Kobo Mini 5in compact e-reader review
Pocket-friendly alternative to the mass-market paperback
A small read
Fortunately, most of these are available directly from Kobo, which has no shortage of free e-books on offer, accessed on the device as well as the separate desktop library and device manager, which you’ll need to initialise the device after connecting it - it has a micro USB port. In this day and age, you really shouldn't be forced to connect a device to a computer before it will work - especially a gadget with wireless internet connectivity on board. Kobo loses points for that.
Small, but not skinny
Back the screen, though, and it suffers from the same level of insensitivity as other e-readers’ touch panels: there’s a lag between a touch and the UI being updated to reflect it. It’s not good for fast text-typists, but it’s not very much worse than other touch e-readers I’ve tried.

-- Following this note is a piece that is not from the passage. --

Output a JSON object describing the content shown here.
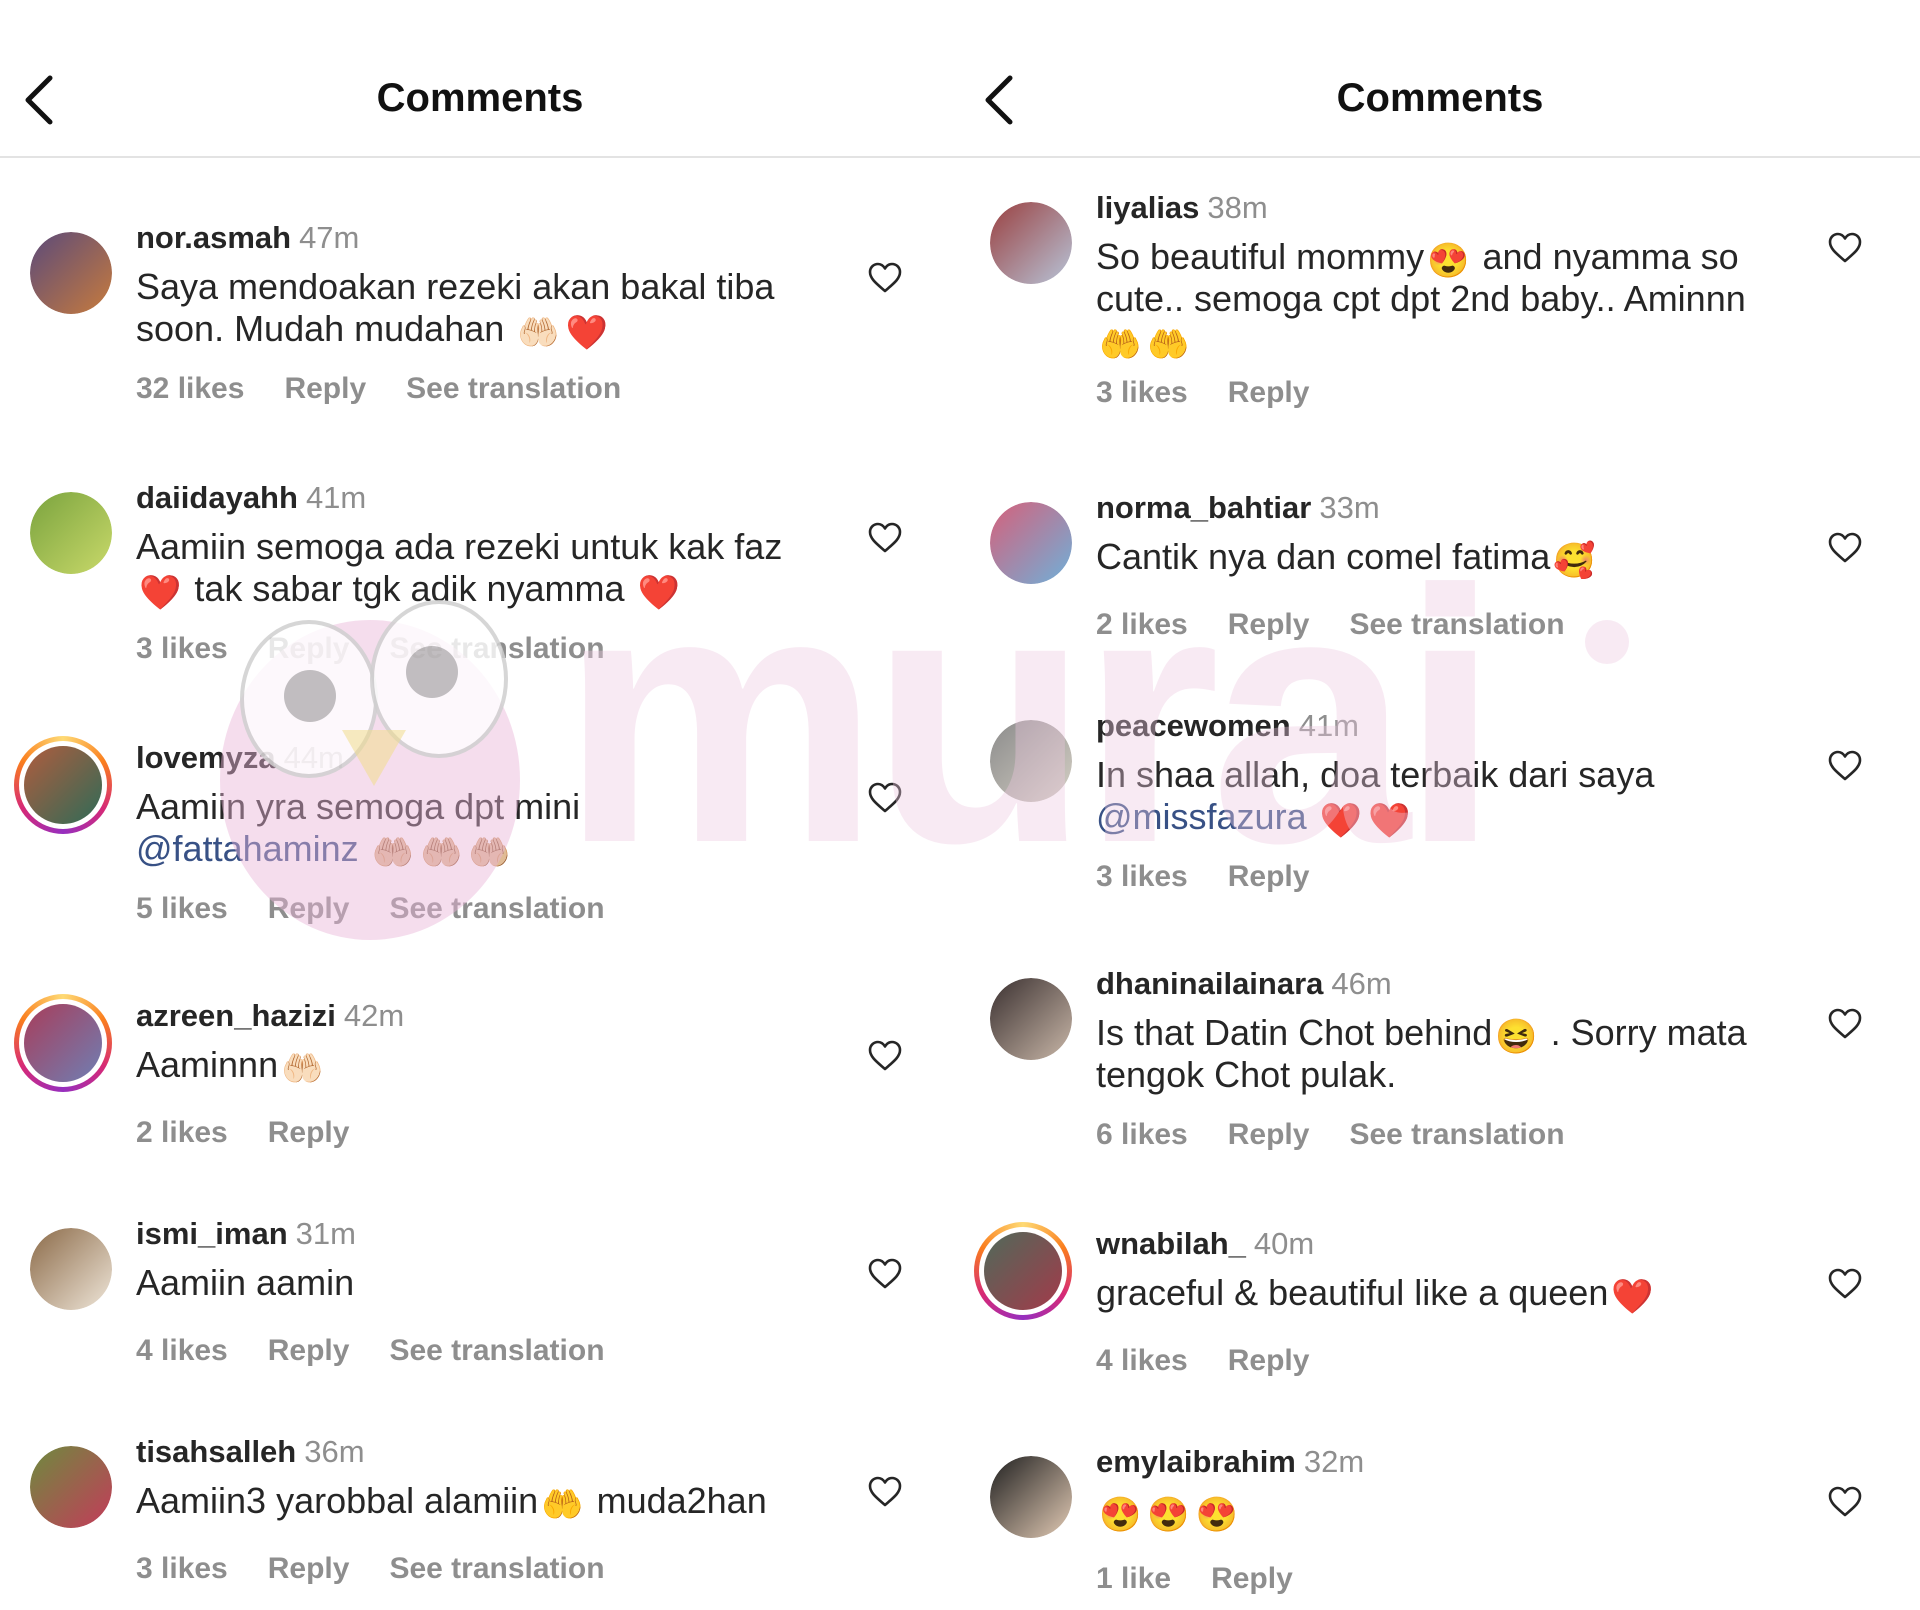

Other than the power slider on top, there are no physical buttons on the Mini.
Tapping to turn pages isn’t so bad, though - it’s really only a pain when you’re keying in text for searches and Wi-Fi passwords, and adjusting settings controls.
Adjust the page's appearance to your heart's content

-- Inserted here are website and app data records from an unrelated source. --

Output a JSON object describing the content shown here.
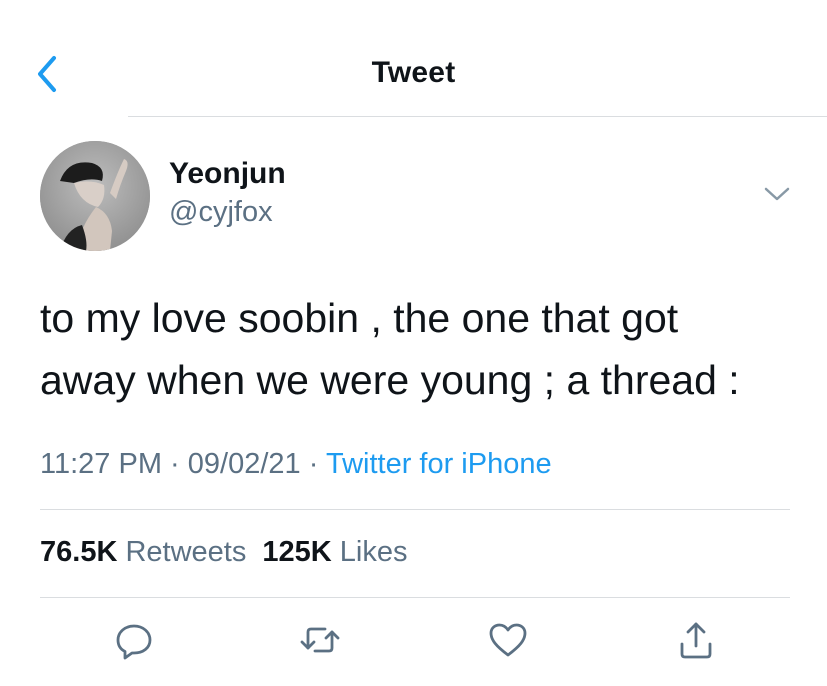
{
  "header": {
    "title": "Tweet",
    "back_icon": "chevron-left-icon",
    "accent_color": "#1d9bf0"
  },
  "author": {
    "display_name": "Yeonjun",
    "handle": "@cyjfox",
    "more_icon": "chevron-down-icon"
  },
  "tweet": {
    "text": "to my love soobin , the one that got\naway when we were young ; a thread :"
  },
  "meta": {
    "time": "11:27 PM",
    "separator": "·",
    "date": "09/02/21",
    "source": "Twitter for iPhone"
  },
  "stats": {
    "retweets_count": "76.5K",
    "retweets_label": "Retweets",
    "likes_count": "125K",
    "likes_label": "Likes"
  },
  "actions": {
    "reply_icon": "reply-icon",
    "retweet_icon": "retweet-icon",
    "like_icon": "heart-icon",
    "share_icon": "share-icon"
  }
}
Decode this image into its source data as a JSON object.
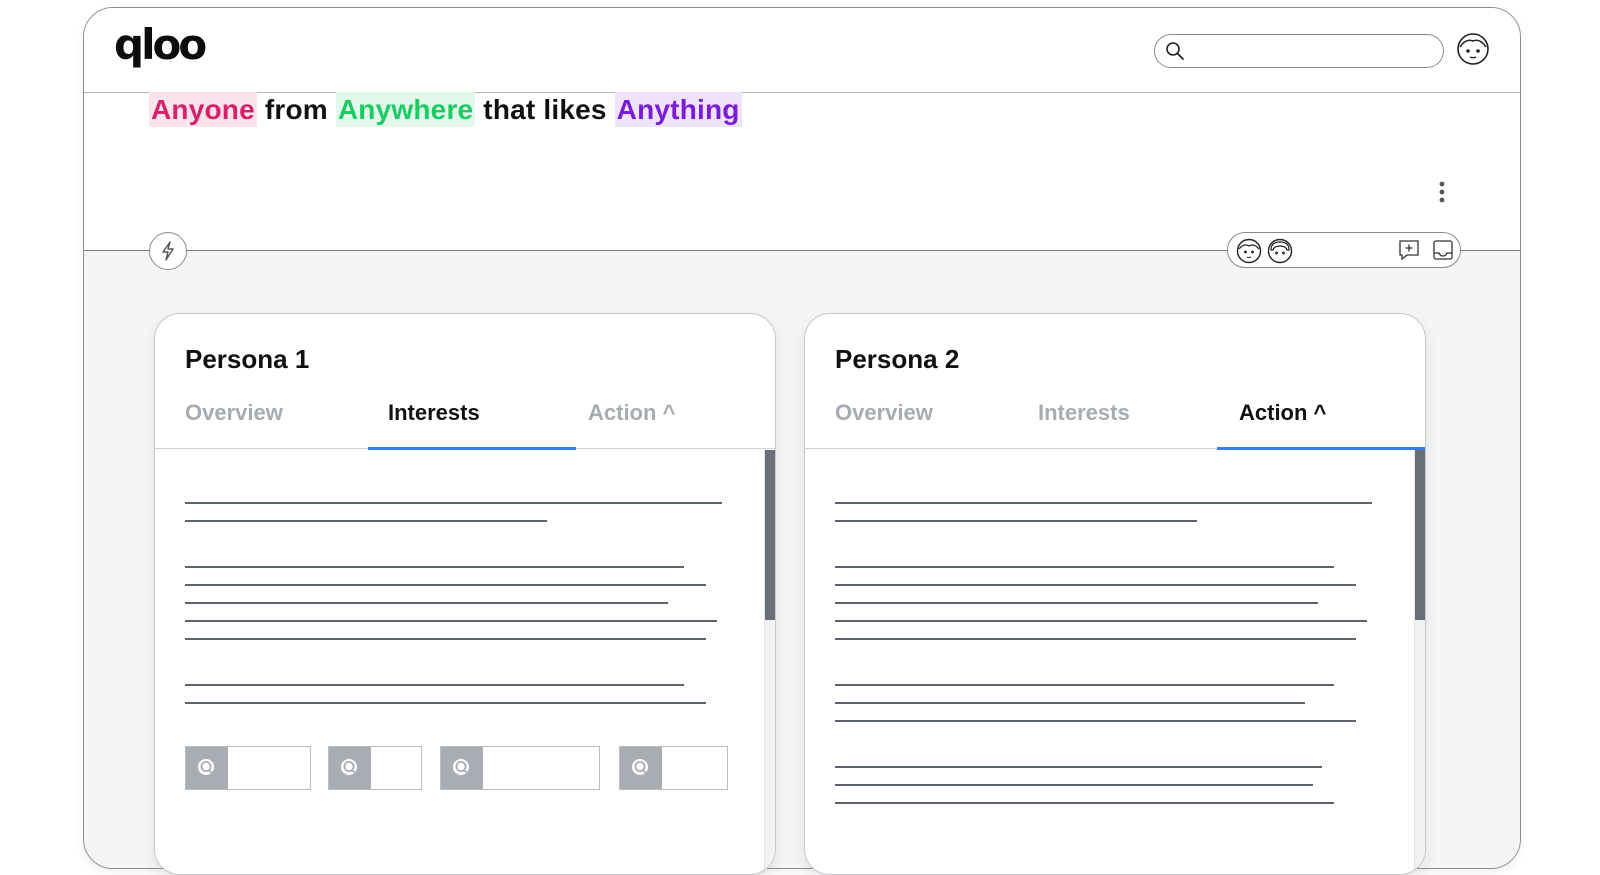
{
  "header": {
    "logo_text": "qloo",
    "search_placeholder": "",
    "icons": {
      "search": "search-icon",
      "profile": "face-icon"
    }
  },
  "hero": {
    "headline": {
      "who": "Anyone",
      "from": "from",
      "where": "Anywhere",
      "that_likes": "that likes",
      "what": "Anything"
    },
    "colors": {
      "who": "#d6216b",
      "where": "#1fc964",
      "what": "#7a1cd6"
    },
    "icons": [
      "more-vertical-icon",
      "lightning-icon",
      "face-icon",
      "face-icon",
      "add-comment-icon",
      "inbox-icon"
    ]
  },
  "cards": [
    {
      "title": "Persona 1",
      "tabs": [
        {
          "label": "Overview",
          "active": false
        },
        {
          "label": "Interests",
          "active": true
        },
        {
          "label": "Action ^",
          "active": false
        }
      ],
      "chip_icon": "search-icon"
    },
    {
      "title": "Persona 2",
      "tabs": [
        {
          "label": "Overview",
          "active": false
        },
        {
          "label": "Interests",
          "active": false
        },
        {
          "label": "Action ^",
          "active": true
        }
      ]
    }
  ],
  "accent_color": "#3b7bea"
}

Quite apart from being physically small, the Mini is cheap too, just £60. That gets you 2GB of storage, though only 1GB is available for book storage. There’s no memory card slot, but you can still get a fair few books on it, not just ePubs but also PDFs, images, and CBZ and CBR files. That said comics aren’t much of a pleasure to read on a screen this size when, though there’s a zoom, panning around the page is such a slow process. And they’ll be in monochrome of course.
A small size means less of a battery too. Kobo separately claims a month's or two weeks' usage when the Mini's Wi-Fi pick-up is disabled. I'd suggest the latter, especially if you get the device to refresh the page on every turn, as I did. Still, it's way better than a tablet will give you, and a reasonable trade-off for the size of the device.

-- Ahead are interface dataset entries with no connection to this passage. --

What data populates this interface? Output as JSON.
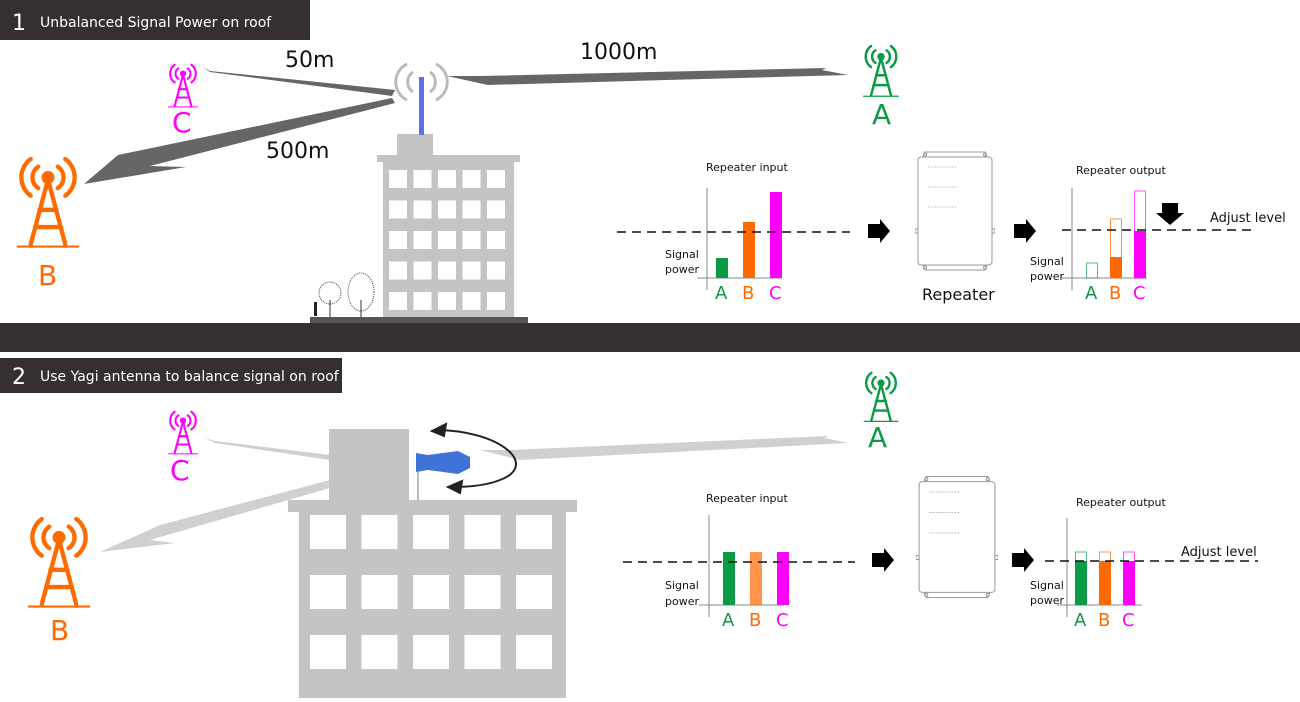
{
  "colors": {
    "A": "#0a9b45",
    "B": "#ff6a00",
    "C": "#ff00ff",
    "band": "#35302f",
    "building": "#c4c4c4",
    "antenna": "#5b6fe6"
  },
  "section1": {
    "number": "1",
    "title": "Unbalanced Signal Power on roof",
    "distances": {
      "to_c": "50m",
      "to_b": "500m",
      "to_a": "1000m"
    },
    "towers": {
      "a": "A",
      "b": "B",
      "c": "C"
    },
    "input_chart": {
      "title": "Repeater input",
      "ylabel_1": "Signal",
      "ylabel_2": "power",
      "categories": [
        "A",
        "B",
        "C"
      ],
      "levels": [
        20,
        56,
        86
      ],
      "reference_level": 46
    },
    "repeater_label": "Repeater",
    "output_chart": {
      "title": "Repeater output",
      "ylabel_1": "Signal",
      "ylabel_2": "power",
      "categories": [
        "A",
        "B",
        "C"
      ],
      "input_levels": [
        15,
        59,
        87
      ],
      "output_levels": [
        0,
        21,
        47
      ],
      "adjust_label": "Adjust level",
      "adjust_level": 48
    }
  },
  "section2": {
    "number": "2",
    "title": "Use Yagi antenna to balance signal on roof",
    "towers": {
      "a": "A",
      "b": "B",
      "c": "C"
    },
    "input_chart": {
      "title": "Repeater input",
      "ylabel_1": "Signal",
      "ylabel_2": "power",
      "categories": [
        "A",
        "B",
        "C"
      ],
      "levels": [
        53,
        53,
        53
      ],
      "reference_level": 43
    },
    "output_chart": {
      "title": "Repeater output",
      "ylabel_1": "Signal",
      "ylabel_2": "power",
      "categories": [
        "A",
        "B",
        "C"
      ],
      "input_levels": [
        53,
        53,
        53
      ],
      "output_levels": [
        44,
        44,
        44
      ],
      "adjust_label": "Adjust level",
      "adjust_level": 44
    }
  }
}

One final point: like other Kobo e-readers, the Mini includes and optional font intended to make life easier for dyslexia sufferers, OpenDyslexic to be precise. It looks odd for the rest of us, but it's said to help prevent the textual flipping and swapping dyslexic folk experience. Nice touch.
The Kobo Mini’s strength is not its low price - the basic, touchless Kindle is only £9 more and has a larger display - but its size. It’s perhaps a niche product: one for folk who want an easily pocketable e-reader they can keep with them at all times, though they’ll probably use a phone instead. But it’s particularly apt for kids and if you want the e-reader you take to the beach to be a little more discreet. ®
More E-Reader Reviews
|Barnes & Noble
Nook Simple Touch
Galaxy Note 2
Sponsored: Global DDoS threat landscape report